These resources will help students develop a thorough understanding of Education and make connections between historical events, current conversations, and current policy proposals surrounding the issue. This section includes all of the context and content previously included in Close Up’s public policy chapters.
Current Issue Debates
Current Issue Debates are framed by a central question and followed by historical context, an overview of both sides of the topic, and discussion questions to facilitate deliberation in the classroom.
Videos from Policymakers
Brought to you by ASP HOMEROOM, through a collaboration between Close Up Foundation and A Starting Point, these supplemental videos are an introduction to policy areas that provide an opportunity for students to hear different perspectives directly from lawmakers.
These ready-to-use lesson plans can be utilized in conjunction with any of our resources to enhance the quality of student discourse in the classroom. Our supplemental Civic Readiness Guide provides a recommended lesson plan sequence for using our Current Issues resources.
Post | February 16, 2021
The debates over defunding or reforming the police and addressing the school-to-prison pipeline have merged to focus on the issue of police officers in schools. School resource officers (SROs) are career law enforcement officers who work in one or more schools.1 According to the Department of Justice, SROs are “responsible for safety and crime prevention […]
Post | January 22, 2021
During his inaugural address, President Joe Biden laid out a number of policy priorities. The clearest theme of his speech was a call for unity and the need to address political divisions in the United States, which came to a head with the attack on the Capitol on January 6, 2021.1 However, President Biden also […]
Post | August 26, 2020
The summer of 2020 has been unlike any other. Schools across the country did not finish the end of the academic year in person, and many will not be seeing students in person once again this fall. Major events have been canceled or moved online, and we are in the midst of a presidential election […]

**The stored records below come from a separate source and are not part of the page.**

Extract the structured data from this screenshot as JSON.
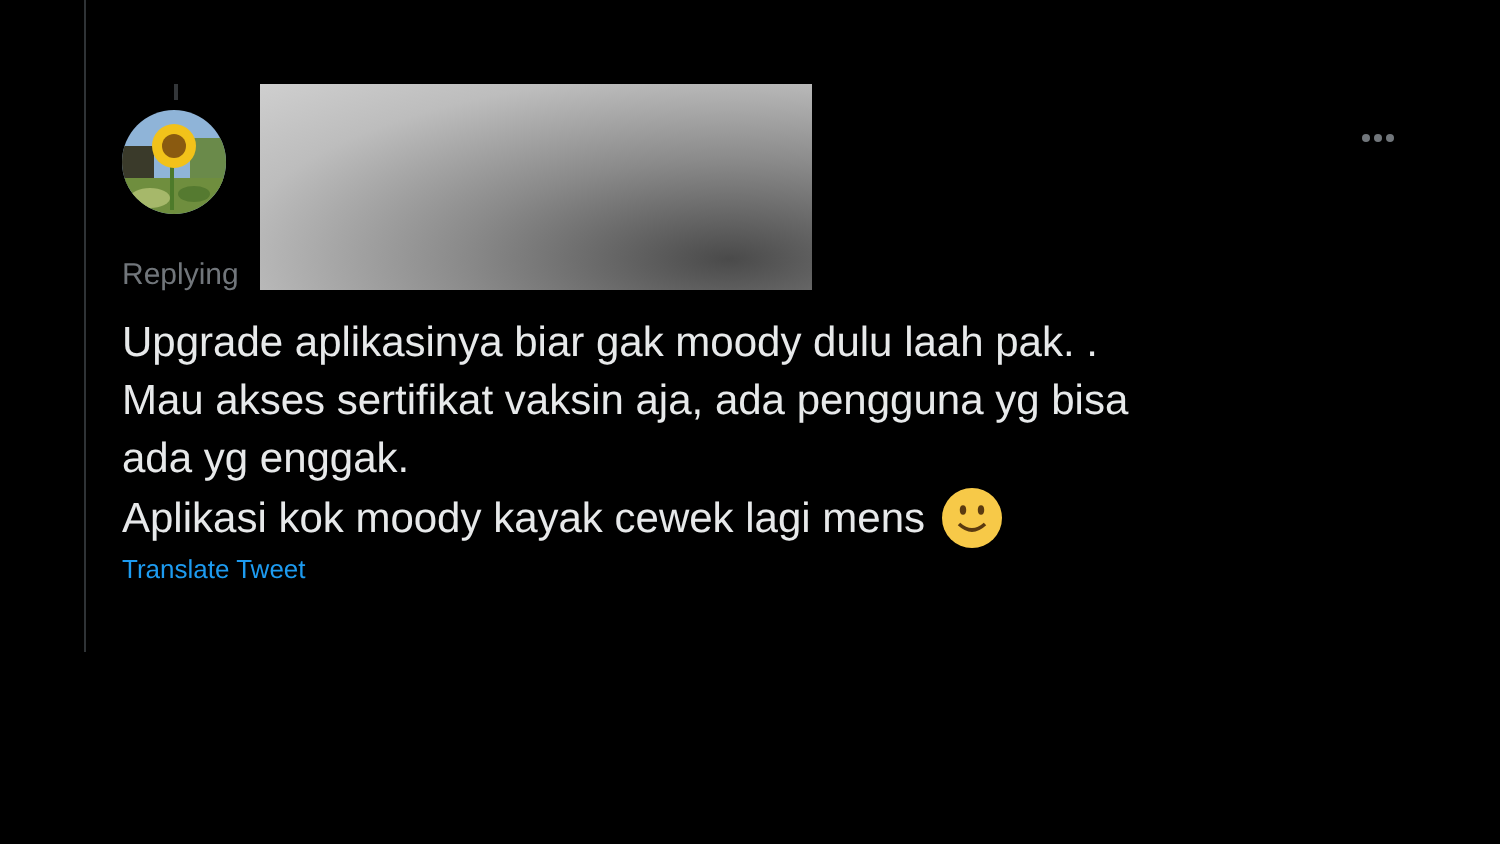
{
  "tweet": {
    "replying_to": "Replying",
    "lines": [
      "Upgrade aplikasinya biar gak moody dulu laah pak. .",
      "Mau akses sertifikat vaksin aja, ada pengguna yg bisa",
      "ada yg enggak.",
      "Aplikasi kok moody kayak cewek lagi mens"
    ],
    "translate": "Translate Tweet"
  }
}
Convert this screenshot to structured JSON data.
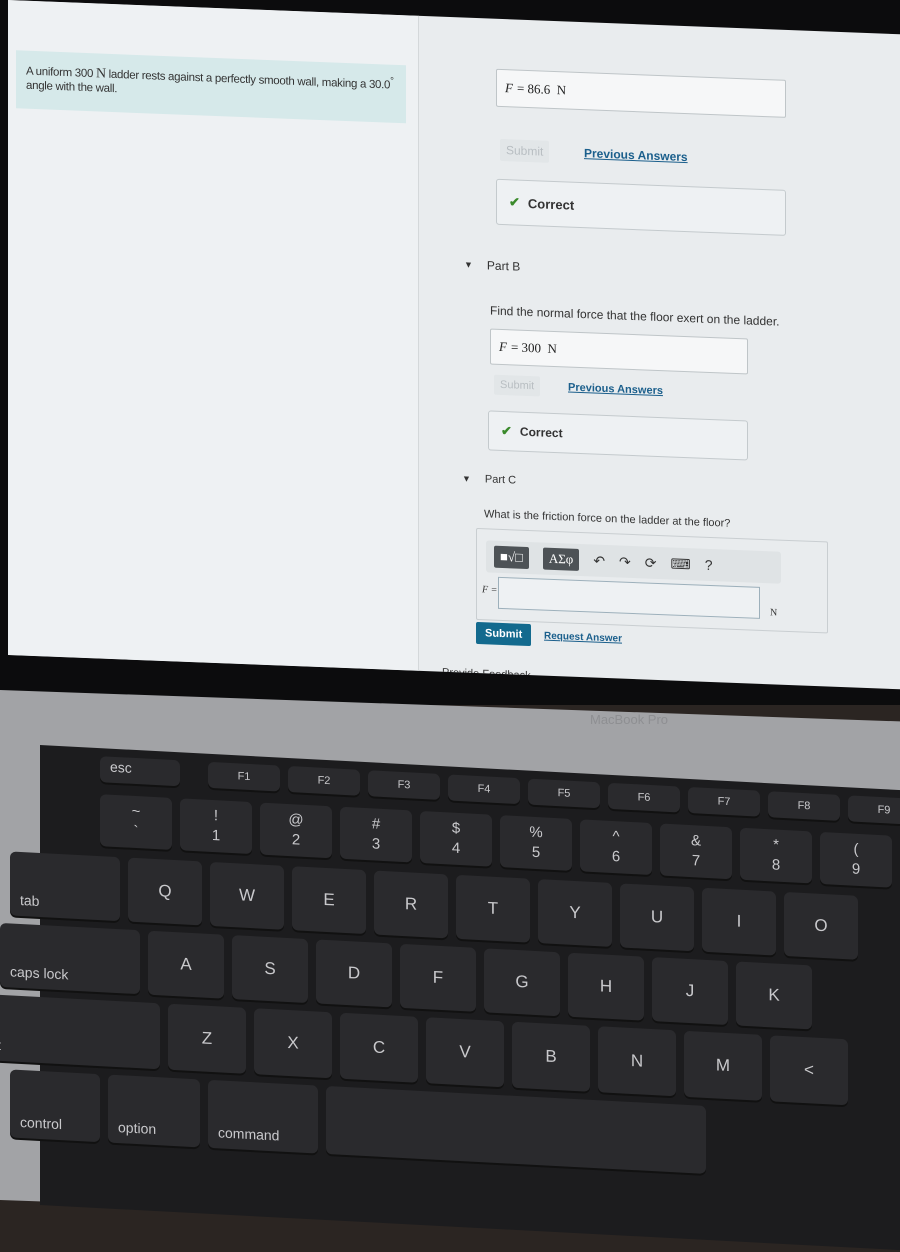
{
  "problem": {
    "text_a": "A uniform 300 ",
    "unit_a": "N",
    "text_b": " ladder rests against a perfectly smooth wall, making a 30.0",
    "unit_b": "°",
    "text_c": " angle with the wall."
  },
  "part_a": {
    "var": "F",
    "eq": "=",
    "value": "86.6",
    "unit": "N",
    "submit": "Submit",
    "prev": "Previous Answers",
    "correct": "Correct"
  },
  "part_b": {
    "title": "Part B",
    "question": "Find the normal force that the floor exert on the ladder.",
    "var": "F",
    "eq": "=",
    "value": "300",
    "unit": "N",
    "submit": "Submit",
    "prev": "Previous Answers",
    "correct": "Correct"
  },
  "part_c": {
    "title": "Part C",
    "question": "What is the friction force on the ladder at the floor?",
    "toolbar": {
      "templates": "■√□",
      "greek": "ΑΣφ",
      "undo": "undo-icon",
      "redo": "redo-icon",
      "reset": "reset-icon",
      "keyboard": "keyboard-icon",
      "help": "?"
    },
    "label": "F =",
    "value": "",
    "unit": "N",
    "submit": "Submit",
    "request": "Request Answer"
  },
  "feedback": "Provide Feedback",
  "laptop": {
    "brand": "MacBook Pro"
  },
  "keyboard": {
    "touchbar": [
      "esc"
    ],
    "fn": [
      "F1",
      "F2",
      "F3",
      "F4",
      "F5",
      "F6",
      "F7",
      "F8",
      "F9"
    ],
    "numbers": [
      [
        "~",
        "`"
      ],
      [
        "!",
        "1"
      ],
      [
        "@",
        "2"
      ],
      [
        "#",
        "3"
      ],
      [
        "$",
        "4"
      ],
      [
        "%",
        "5"
      ],
      [
        "^",
        "6"
      ],
      [
        "&",
        "7"
      ],
      [
        "*",
        "8"
      ],
      [
        "(",
        "9"
      ]
    ],
    "row_q": [
      "tab",
      "Q",
      "W",
      "E",
      "R",
      "T",
      "Y",
      "U",
      "I",
      "O"
    ],
    "row_a": [
      "caps lock",
      "A",
      "S",
      "D",
      "F",
      "G",
      "H",
      "J",
      "K"
    ],
    "row_z": [
      "ift",
      "Z",
      "X",
      "C",
      "V",
      "B",
      "N",
      "M",
      "<"
    ],
    "row_bottom": [
      "control",
      "option",
      "command",
      ""
    ]
  }
}
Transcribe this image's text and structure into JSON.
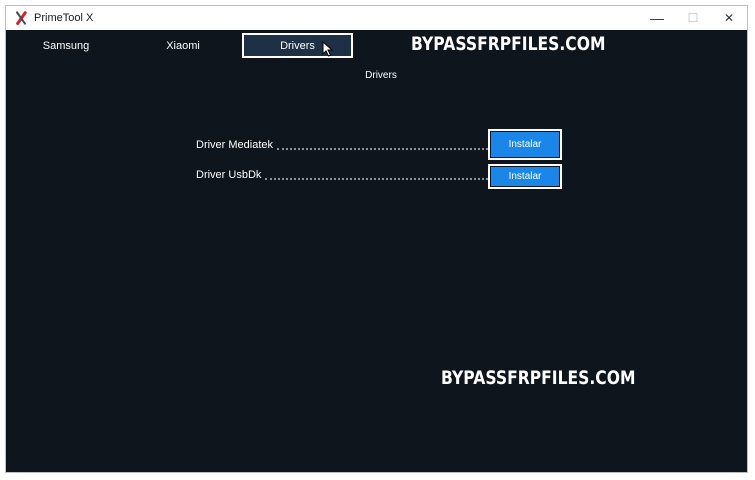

Post | June 2, 2020
Over the past week, we have witnessed an outpouring of grief and rage that reminds us—again—that democracy is always in the making and that we have a responsibility both to reflect and to act. As civic educators, we naturally turn our attention to what we can do, and what we can teach, that might further […]
Post | October 30, 2019
On November 12, 2019, the Supreme Court will hear arguments about the Trump administration’s efforts to end the immigration policy known as Deferred Action for Childhood Arrivals (DACA). The status of DACA recipients has been in limbo for over two years amidst administration actions and court injunctions. What Is DACA? After Congress failed in its […]
Post | April 23, 2019
College has not only gotten expensive, but the cost becomes a burden for years. When graduating an undergraduate program, the average student leaves with over $37,000 in student loan debt. This is a $20,000 increase from 20 years ago. Over 70% of students today graduate with a significant amount of loans with an average of […]
Post | March 26, 2019
The United States is one of a few nations in the world to have no official language designated. While the Constitution gives no reasoning for this, many reasons have been suggested by experts. Several bills have been introduced in Congress to designate English as the national language, but none have ever been successfully passed into […]
Post | February 20, 2019
In the weeks since Democrats took over the House of Representatives, an idea has been gaining some momentum and media attention: A Green New Deal. According to CNN’s Zachary Wolf, the proposal will likely become a litmus test on the road to the Democratic presidential nomination.1 In this post, we’ll take a look at what […]